So you’ve just gotten your print project proof from Printco’s stellar Prepress Department and wondering what you need to know about the proofing process? Then you’ve come to the right place!
What is a proof?
A proof is a visual simulation or test print of a print project; it is also an agreement between the customer and Printco Graphics. Proofs give the customer an opportunity to review and verify content, accuracy and quality before it goes to press.
What can you do to make sure your proof is accurate?
First, always provide high-resolution PDFs or packaged native files. Secondly, always be sure all your images are high-resolution and in CMYK format. Click here for a complete list of Design Dos and Don’ts.
Types of Proofs
- PDFs: PDF proofs are sent to customers via email and can be either high resolution or low resolution. Lo-res PDFs are most often sent due to email attachment size limitations.
- Low-Resolution Flats: Printed on an Epson 9880 8-color inkjet proofer, lo-res flats are great for seeing a mock-up of your finished product’s content and layout. They are printed low resolution and are not an indication of final quality or color.
- Color Correct: Also printed on an Epson 9880 8-color inkjet proofer, color correct proofs are the best proofs to ensure a more accurate (but not exact) color match. Color correct proofs are not printed on the project’s paper stock and thus, should only be used to verify content and basic color quality.
- Press Check: This is an on-site inspection of the printed piece and will require the customer to visit Printco’s production floor before printing begins. Please note: Because Printco Graphics runs 24/7, press checks may be scheduled any time of day or night. For critical color matching, this is the customer’s best resource.
A Note on PDF Proofs
PDF proofs are a close representation of your final piece, but are NOT the best way to verify color accuracy. Computer monitors are RGB and can visually depict a broader range of colors than CMYK printing. Also, natural variations in a computer monitor’s brightness, contrast and color adjustment settings can affect the way a color appears.
- Review the proof very carefully.
- Once you have reviewed the proof, immediately contact your Printco Customer Service Representative at firstname.lastname@example.org with either 1) approval or 2) revisions.
If you approve the proof and have emailed your CSR, you are acknowledging that you proofed your project and approve this project to be printed. It will then enter the production process.

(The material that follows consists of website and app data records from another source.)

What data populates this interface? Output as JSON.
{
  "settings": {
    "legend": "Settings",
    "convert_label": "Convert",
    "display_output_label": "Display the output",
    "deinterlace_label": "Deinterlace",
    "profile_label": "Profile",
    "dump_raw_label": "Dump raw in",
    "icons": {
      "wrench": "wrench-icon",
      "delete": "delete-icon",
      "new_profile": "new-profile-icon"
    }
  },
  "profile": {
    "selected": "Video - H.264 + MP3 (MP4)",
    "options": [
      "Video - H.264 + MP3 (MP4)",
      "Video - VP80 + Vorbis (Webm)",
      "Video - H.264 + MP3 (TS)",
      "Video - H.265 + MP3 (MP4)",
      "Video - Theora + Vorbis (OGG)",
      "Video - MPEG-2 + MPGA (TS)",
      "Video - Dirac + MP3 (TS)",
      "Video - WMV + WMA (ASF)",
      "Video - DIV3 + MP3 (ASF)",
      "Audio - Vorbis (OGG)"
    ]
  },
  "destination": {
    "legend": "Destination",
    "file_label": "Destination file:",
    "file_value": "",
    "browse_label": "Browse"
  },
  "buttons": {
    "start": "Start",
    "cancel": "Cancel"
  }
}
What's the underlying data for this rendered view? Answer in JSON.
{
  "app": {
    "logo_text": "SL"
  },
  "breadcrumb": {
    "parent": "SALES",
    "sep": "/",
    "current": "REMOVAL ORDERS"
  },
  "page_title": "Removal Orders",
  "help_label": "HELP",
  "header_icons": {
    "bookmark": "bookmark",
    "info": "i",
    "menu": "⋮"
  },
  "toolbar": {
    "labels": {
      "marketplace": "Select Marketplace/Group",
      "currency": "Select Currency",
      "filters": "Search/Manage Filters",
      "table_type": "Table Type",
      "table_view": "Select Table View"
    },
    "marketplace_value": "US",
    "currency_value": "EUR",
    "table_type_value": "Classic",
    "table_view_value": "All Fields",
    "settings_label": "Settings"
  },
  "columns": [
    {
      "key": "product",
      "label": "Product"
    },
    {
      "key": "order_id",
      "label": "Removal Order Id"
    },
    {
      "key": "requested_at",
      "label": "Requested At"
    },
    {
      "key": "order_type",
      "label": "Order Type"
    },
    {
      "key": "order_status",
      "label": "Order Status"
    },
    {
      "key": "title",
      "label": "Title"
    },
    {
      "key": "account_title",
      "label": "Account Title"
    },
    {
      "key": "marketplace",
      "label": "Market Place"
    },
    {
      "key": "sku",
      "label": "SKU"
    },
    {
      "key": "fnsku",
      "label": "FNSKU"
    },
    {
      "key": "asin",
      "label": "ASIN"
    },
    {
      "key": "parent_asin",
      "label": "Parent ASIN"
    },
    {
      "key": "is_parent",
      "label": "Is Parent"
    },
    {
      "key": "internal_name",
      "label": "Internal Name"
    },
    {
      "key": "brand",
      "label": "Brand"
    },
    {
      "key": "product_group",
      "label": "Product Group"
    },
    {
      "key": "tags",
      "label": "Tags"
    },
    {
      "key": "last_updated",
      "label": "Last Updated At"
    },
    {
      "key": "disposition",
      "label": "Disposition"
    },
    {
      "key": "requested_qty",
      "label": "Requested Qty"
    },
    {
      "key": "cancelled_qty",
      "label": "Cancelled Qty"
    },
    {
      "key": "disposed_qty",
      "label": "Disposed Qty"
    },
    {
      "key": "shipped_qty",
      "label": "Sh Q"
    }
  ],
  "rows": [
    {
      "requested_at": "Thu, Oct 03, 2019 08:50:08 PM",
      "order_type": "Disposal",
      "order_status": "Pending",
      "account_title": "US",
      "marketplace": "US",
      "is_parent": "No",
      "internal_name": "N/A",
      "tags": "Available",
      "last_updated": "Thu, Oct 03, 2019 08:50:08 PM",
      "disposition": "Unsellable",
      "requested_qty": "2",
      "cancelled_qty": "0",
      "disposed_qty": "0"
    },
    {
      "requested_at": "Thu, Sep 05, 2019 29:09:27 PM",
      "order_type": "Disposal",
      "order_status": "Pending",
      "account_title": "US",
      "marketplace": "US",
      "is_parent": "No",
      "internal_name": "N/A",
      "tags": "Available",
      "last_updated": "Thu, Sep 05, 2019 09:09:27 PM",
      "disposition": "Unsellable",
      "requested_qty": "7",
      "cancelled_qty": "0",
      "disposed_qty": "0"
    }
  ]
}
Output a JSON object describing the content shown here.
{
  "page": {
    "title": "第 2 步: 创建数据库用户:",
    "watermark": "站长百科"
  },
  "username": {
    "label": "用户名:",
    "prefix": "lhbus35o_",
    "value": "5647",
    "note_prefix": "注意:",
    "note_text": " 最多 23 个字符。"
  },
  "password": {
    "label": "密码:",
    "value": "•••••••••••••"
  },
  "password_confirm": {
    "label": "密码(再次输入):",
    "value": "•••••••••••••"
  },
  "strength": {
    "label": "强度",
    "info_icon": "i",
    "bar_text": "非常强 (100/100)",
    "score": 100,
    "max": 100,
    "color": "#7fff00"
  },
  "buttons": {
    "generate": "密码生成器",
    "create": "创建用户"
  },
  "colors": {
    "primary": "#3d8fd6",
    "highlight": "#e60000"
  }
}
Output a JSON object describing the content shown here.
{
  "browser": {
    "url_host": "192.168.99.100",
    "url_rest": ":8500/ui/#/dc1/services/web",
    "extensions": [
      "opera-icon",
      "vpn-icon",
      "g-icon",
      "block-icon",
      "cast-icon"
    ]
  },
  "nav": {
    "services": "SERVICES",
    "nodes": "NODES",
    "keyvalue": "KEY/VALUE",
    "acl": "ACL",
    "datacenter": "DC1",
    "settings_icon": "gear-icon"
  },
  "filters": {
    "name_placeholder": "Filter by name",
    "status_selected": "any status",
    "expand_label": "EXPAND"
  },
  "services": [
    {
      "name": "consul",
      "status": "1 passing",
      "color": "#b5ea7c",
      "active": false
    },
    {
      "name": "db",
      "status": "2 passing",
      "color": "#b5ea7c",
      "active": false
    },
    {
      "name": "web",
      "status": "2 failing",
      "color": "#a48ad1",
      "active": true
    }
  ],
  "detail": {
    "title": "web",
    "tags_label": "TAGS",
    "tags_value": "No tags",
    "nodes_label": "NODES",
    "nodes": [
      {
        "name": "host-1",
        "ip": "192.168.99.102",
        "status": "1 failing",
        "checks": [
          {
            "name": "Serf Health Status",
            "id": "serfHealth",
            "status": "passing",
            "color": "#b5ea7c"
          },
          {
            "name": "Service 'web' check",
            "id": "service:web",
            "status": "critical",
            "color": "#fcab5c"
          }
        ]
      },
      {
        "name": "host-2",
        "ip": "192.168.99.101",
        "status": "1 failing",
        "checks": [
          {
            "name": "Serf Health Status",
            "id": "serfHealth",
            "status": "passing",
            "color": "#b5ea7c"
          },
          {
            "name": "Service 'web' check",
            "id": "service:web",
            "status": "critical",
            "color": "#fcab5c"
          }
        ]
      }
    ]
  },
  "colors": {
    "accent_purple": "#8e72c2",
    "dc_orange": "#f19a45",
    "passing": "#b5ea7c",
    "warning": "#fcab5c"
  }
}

If you have revisions, explain any changes when you contact your CSR. Please note: Printco Graphics is able to revise files, but this can and will increase the cost of printing, as well as adding additional turnaround time. Save time and money by making corrections (yes, even the small ones) yourself and sending new files. This also ensures that the changes are done to your own specifications.
What should I look for on the proof?
Customers should always check the following: spelling, grammar, document size, page count, font usage, images and type-flow.
Can you convert RGB to CMYK?
You betcha! But just remember, you run the risk of color changing unexpectedly. The best method is to convert, and confirm, colors yourself.
Can you print a Lo-Res image?
Oh sure, we can print a Lo-Res image, but you’re not going to like it. Any image under 200 DPI will not print clearly, nor will a Lo-Res image that has been upsampled to become a High-Res image.
I used overprint and the effect didn’t show up on my proof. Why?
Overprint does not print, and thus, will not appear on a proof. Using a transparency setting, instead of overprint, will correct this problem.
There is a line on my proof that isn’t supposed to be there. What should I do?
Maybe it should be there, maybe it shouldn’t – but you should always play it safe with proofs! If you have any questions, we are here for you. Contact us anytime at email@example.com or just call us at 402.593.1080.
The Small Print
Under no circumstances will Printco Graphics be responsible for errors caused in print due to a proof and do not guarantee color matching from PDF proofs. It is solely the customer’s (or customer’s delegates) responsibility to review and approve the proof. No written or verbal statement to the contrary will relieve the customer of this responsibility.